EXERCISE AIM:
Read through the listing below, and copy every line where the string "down" appears.
-*-
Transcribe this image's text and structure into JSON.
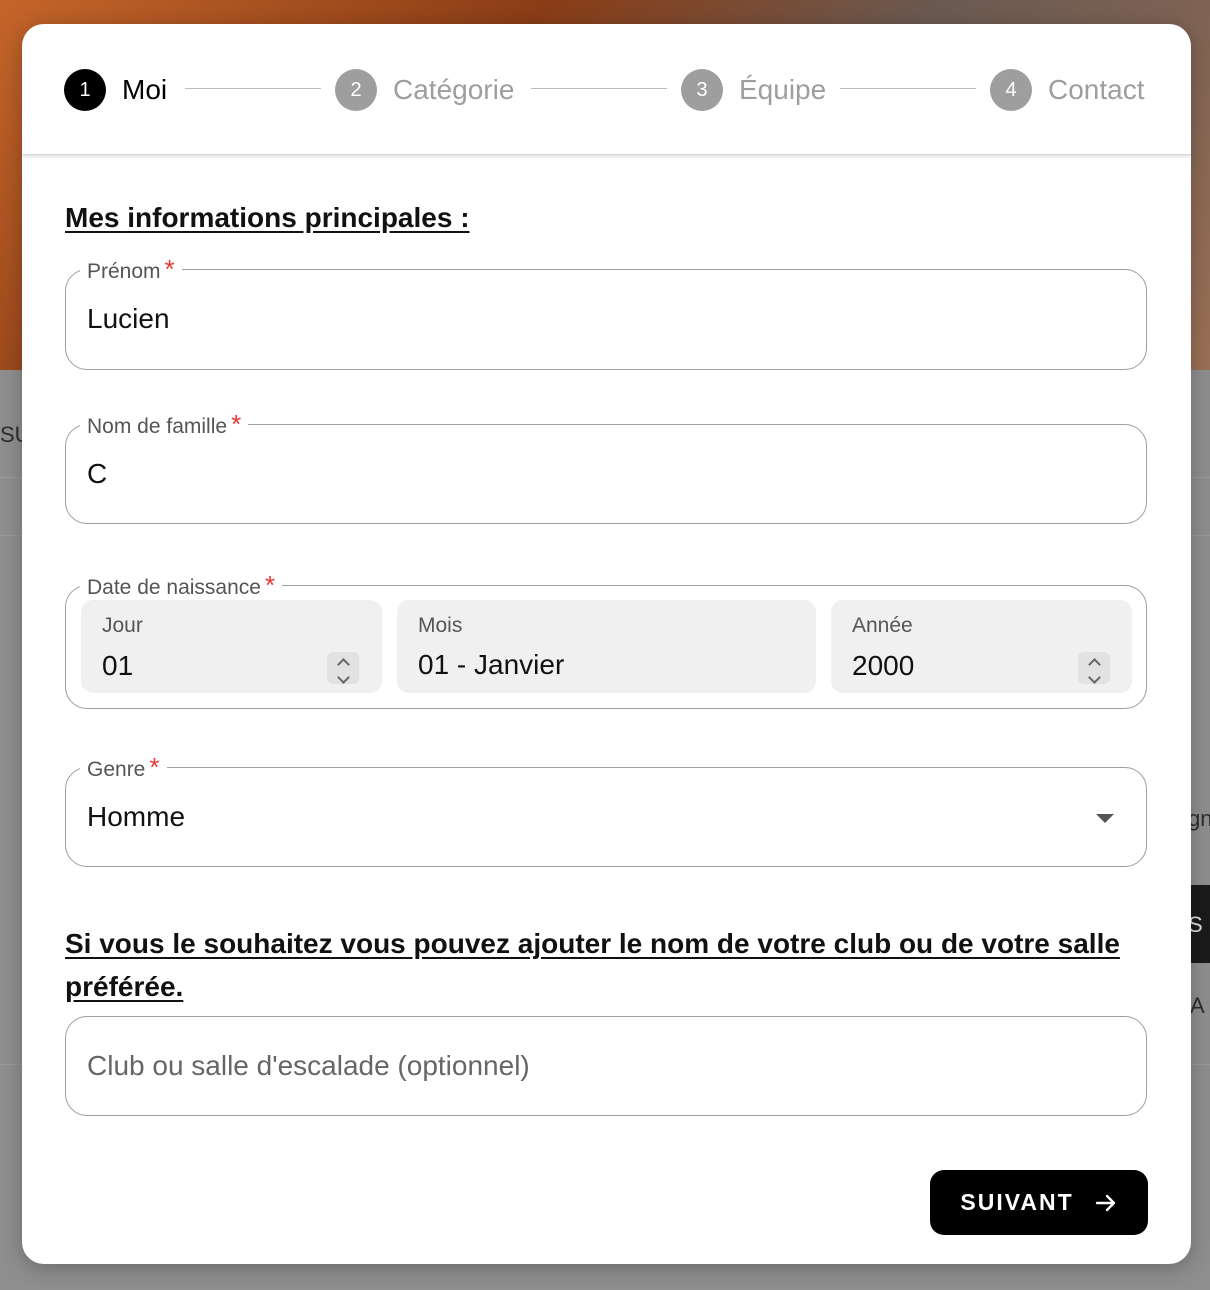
{
  "stepper": {
    "steps": [
      {
        "number": "1",
        "label": "Moi",
        "active": true
      },
      {
        "number": "2",
        "label": "Catégorie",
        "active": false
      },
      {
        "number": "3",
        "label": "Équipe",
        "active": false
      },
      {
        "number": "4",
        "label": "Contact",
        "active": false
      }
    ]
  },
  "form": {
    "section_title": "Mes informations principales :",
    "first_name": {
      "label": "Prénom",
      "required_mark": "*",
      "value": "Lucien"
    },
    "last_name": {
      "label": "Nom de famille",
      "required_mark": "*",
      "value": "C"
    },
    "birth_date": {
      "label": "Date de naissance",
      "required_mark": "*",
      "day": {
        "label": "Jour",
        "value": "01"
      },
      "month": {
        "label": "Mois",
        "value": "01 - Janvier"
      },
      "year": {
        "label": "Année",
        "value": "2000"
      }
    },
    "gender": {
      "label": "Genre",
      "required_mark": "*",
      "value": "Homme"
    },
    "club_section_title": "Si vous le souhaitez vous pouvez ajouter le nom de votre club ou de votre salle préférée.",
    "club": {
      "placeholder": "Club ou salle d'escalade (optionnel)",
      "value": ""
    },
    "submit_label": "SUIVANT"
  },
  "background": {
    "left_fragment": "SU",
    "right_fragment_1": "gn",
    "right_fragment_2": "S",
    "right_fragment_3": "A"
  },
  "colors": {
    "primary": "#000000",
    "required": "#e53935",
    "inactive_step": "#9e9e9e"
  },
  "icons": {
    "submit": "arrow-right-icon",
    "gender_select": "caret-down-icon",
    "spinners": "up-down-chevron-icon"
  }
}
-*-
ANSWER TO THE EXERCISE:
    "gender_select": "caret-down-icon",
    "spinners": "up-down-chevron-icon"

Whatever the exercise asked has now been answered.